Skull fragment discovered in the North Sea is the oldest human bone discovered underwater
Scientists, including a member of the Ancient Human Occupation of Britain (AHOB) project, have identified a fragment of Neanderthal skull in sediments extracted from the bottom of the North Sea, according to research announced today. The skull fragment, which belonged to a young adult male, was found among animal remains and artefacts dredged up 15 kilometres off the coast of the Netherlands. The animal fossils date from the late Pleistocene (130,000–12,000 yrs ago) and the artefacts include flakes and small handaxes, like those associated with Neanderthals from about 60,000 years ago.
Natural History Museum palaeontologist, Dr Chris Stringer, explains, ‘This is a very significant discovery because the skull fragment represents the first ancient human found below the sea. The North Sea is one of the world’s richest areas for mammal fossils because of its relatively shallow southern region, much of which is less than 50 metres deep. Woolly mammoth, woolly rhinoceros, horse, reindeer and other Pleistocene mammal fossils are brought ashore every year by the fishing industry and other dredging operations, and some fishermen now concentrate on collecting fossils rather than fish. Who knows what else we may find.’
During late Pleistocene cold stages, sea levels fell as much as 100 metres, exposing areas of land that are now submerged under the North Sea. These areas were inhabited by ice age mammals such as horse, reindeer, woolly rhino and mammoth. The finds demonstrate early humans were there, too. Thousands of fossils and hundreds of artefacts have been collected by fishermen and dredgers over the last two centuries, and the Natural History Museum alone has over 100 mammoth remains from Doggerland, as the now-submerged region has become known. About 60,000 years ago, Neanderthals were crossing this region to reach Britain, where their artefacts are associated with mammoth fossils at the site of Lynford in Norfolk. And now, for the first time, fossil evidence of these Neanderthals is available.
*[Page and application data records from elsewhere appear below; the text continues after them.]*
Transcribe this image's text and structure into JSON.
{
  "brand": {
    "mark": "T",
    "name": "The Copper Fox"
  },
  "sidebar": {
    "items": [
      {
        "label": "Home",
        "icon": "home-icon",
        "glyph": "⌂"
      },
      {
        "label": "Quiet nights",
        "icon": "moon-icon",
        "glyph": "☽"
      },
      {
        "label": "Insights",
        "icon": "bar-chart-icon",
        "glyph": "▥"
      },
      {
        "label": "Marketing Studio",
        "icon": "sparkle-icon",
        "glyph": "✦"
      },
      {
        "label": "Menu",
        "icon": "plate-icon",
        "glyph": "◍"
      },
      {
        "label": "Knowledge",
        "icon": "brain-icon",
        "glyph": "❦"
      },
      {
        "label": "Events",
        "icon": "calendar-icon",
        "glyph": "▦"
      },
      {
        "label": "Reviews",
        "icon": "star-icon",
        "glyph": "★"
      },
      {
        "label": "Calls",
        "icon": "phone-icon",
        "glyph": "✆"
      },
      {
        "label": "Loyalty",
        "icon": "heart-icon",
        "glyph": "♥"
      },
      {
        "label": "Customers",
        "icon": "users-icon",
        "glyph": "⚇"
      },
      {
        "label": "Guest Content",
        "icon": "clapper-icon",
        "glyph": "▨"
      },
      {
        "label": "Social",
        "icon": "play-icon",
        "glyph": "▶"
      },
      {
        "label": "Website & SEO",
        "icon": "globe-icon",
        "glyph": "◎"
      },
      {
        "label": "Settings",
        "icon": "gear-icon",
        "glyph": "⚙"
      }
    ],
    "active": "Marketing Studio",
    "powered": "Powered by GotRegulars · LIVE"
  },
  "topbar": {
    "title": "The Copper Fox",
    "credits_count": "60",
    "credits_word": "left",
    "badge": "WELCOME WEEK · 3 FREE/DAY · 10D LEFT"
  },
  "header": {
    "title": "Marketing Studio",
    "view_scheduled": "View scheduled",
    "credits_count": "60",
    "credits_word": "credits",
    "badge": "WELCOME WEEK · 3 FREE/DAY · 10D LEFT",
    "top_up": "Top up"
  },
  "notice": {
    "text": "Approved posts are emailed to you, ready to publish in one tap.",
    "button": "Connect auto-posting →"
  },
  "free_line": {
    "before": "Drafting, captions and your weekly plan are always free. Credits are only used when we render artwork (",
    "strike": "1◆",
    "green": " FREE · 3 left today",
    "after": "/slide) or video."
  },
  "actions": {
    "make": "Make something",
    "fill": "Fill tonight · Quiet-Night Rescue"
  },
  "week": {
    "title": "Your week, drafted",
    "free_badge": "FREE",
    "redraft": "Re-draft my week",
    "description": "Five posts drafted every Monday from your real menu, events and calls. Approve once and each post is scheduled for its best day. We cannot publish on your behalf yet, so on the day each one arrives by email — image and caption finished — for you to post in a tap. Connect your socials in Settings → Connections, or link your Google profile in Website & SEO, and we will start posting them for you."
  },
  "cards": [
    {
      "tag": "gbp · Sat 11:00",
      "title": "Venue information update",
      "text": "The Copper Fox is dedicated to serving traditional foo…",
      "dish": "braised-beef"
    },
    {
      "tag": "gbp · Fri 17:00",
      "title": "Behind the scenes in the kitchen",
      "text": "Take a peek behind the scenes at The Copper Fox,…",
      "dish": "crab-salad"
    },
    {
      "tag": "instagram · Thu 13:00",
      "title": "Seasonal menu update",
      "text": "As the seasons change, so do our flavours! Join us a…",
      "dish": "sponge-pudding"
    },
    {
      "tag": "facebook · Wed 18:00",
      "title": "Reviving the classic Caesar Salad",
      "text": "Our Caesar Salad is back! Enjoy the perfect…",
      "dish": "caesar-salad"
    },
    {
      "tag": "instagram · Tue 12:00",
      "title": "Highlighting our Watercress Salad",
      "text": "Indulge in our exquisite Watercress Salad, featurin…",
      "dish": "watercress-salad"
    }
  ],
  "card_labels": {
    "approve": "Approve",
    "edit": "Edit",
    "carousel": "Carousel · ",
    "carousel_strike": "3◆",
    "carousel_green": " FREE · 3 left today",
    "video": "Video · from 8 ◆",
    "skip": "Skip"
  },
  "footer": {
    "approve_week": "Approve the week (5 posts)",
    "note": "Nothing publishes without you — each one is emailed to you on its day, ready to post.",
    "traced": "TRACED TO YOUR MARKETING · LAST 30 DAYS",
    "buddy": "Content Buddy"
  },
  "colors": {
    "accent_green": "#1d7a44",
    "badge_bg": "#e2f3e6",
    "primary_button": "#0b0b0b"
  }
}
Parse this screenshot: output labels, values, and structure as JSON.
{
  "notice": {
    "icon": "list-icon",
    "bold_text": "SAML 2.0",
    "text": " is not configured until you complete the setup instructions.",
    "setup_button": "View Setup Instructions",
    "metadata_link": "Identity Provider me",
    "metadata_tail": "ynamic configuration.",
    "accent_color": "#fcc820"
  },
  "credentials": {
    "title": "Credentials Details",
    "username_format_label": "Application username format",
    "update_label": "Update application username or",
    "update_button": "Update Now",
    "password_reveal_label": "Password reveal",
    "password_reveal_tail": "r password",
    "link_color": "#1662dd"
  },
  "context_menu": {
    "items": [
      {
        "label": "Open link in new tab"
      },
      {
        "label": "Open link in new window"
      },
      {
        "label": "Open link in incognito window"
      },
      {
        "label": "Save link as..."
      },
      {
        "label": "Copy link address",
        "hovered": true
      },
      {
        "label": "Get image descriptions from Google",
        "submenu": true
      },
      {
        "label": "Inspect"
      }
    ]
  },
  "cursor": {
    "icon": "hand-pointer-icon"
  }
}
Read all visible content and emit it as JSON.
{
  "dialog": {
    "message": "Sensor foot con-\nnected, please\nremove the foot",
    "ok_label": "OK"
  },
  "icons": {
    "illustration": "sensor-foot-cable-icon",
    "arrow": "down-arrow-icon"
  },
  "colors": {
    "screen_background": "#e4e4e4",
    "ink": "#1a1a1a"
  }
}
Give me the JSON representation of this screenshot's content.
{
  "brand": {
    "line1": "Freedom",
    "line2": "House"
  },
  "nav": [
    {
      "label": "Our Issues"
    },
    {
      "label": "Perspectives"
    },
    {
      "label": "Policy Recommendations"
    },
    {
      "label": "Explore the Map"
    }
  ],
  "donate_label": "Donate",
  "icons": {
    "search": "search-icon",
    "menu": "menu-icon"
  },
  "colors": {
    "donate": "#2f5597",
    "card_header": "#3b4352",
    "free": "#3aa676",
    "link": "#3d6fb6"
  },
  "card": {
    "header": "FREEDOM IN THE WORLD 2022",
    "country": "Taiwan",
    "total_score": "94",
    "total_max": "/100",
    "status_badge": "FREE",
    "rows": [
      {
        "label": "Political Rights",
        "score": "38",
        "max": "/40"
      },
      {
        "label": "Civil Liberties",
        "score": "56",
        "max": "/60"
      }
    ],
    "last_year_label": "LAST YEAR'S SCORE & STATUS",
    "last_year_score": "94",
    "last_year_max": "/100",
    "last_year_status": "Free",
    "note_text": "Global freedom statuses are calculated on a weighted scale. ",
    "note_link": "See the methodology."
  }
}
Professor Stringer explains, ‘For most of the last half-a-million years, sea levels were significantly lower than today, and at times, substantial areas of the current North Sea were dry land. There were extensive river systems with wide river valleys, lakes and floodplains and these areas were rich habitats for large herds of herbivores and the animals that preyed on them, including early humans. Isotope analyses of this North Sea Neanderthal match other specimens in suggesting a diet dominated by meat.’